» **PROBLEM TO WORK ON**:
Your answer should consist of the lines below that hold the word "ylabel".

» **RAW DATA**:
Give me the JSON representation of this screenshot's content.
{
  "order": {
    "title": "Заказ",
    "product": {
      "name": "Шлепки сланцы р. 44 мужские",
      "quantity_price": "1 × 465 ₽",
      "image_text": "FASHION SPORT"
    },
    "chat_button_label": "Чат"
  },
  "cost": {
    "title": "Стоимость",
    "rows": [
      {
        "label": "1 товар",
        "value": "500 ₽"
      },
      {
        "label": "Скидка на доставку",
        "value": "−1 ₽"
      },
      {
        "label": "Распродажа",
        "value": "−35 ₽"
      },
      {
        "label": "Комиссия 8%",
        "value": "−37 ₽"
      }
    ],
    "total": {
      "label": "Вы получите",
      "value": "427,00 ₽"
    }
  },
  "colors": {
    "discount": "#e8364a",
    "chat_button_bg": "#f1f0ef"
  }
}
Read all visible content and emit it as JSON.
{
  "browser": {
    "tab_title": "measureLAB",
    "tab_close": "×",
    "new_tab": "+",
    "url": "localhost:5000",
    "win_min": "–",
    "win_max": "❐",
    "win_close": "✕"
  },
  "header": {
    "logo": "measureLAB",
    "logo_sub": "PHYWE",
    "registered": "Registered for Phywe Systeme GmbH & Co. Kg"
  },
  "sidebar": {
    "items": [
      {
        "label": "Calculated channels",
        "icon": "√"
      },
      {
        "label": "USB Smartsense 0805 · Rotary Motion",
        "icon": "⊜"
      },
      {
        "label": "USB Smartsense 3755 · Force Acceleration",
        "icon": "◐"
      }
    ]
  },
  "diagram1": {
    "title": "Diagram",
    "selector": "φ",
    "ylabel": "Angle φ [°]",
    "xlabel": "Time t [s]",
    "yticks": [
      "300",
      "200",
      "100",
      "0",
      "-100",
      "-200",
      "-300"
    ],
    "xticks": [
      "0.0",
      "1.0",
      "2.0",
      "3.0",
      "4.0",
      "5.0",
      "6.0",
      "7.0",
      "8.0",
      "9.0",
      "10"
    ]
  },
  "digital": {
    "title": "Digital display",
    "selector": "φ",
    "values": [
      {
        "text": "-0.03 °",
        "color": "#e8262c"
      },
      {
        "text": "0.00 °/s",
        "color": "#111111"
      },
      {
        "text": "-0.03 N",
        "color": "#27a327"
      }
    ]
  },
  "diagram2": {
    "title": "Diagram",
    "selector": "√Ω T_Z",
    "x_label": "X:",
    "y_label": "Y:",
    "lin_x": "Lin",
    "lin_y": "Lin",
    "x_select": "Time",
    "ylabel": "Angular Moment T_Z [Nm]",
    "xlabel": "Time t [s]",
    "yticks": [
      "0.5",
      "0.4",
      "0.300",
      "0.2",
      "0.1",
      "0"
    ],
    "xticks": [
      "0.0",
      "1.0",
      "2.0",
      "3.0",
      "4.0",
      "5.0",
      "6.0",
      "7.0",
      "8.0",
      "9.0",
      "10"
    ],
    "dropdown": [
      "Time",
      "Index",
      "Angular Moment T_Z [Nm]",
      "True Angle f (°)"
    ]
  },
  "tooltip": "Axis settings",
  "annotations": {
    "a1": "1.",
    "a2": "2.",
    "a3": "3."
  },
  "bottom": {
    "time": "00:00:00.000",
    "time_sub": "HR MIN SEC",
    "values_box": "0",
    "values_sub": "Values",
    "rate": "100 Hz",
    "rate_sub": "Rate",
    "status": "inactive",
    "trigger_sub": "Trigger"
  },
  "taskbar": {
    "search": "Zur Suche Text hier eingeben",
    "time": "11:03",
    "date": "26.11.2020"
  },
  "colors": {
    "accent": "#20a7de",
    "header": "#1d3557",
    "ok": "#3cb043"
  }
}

» **WRITTEN RESPONSE**:
    "ylabel": "Angle φ [°]",
    "ylabel": "Angular Moment T_Z [Nm]",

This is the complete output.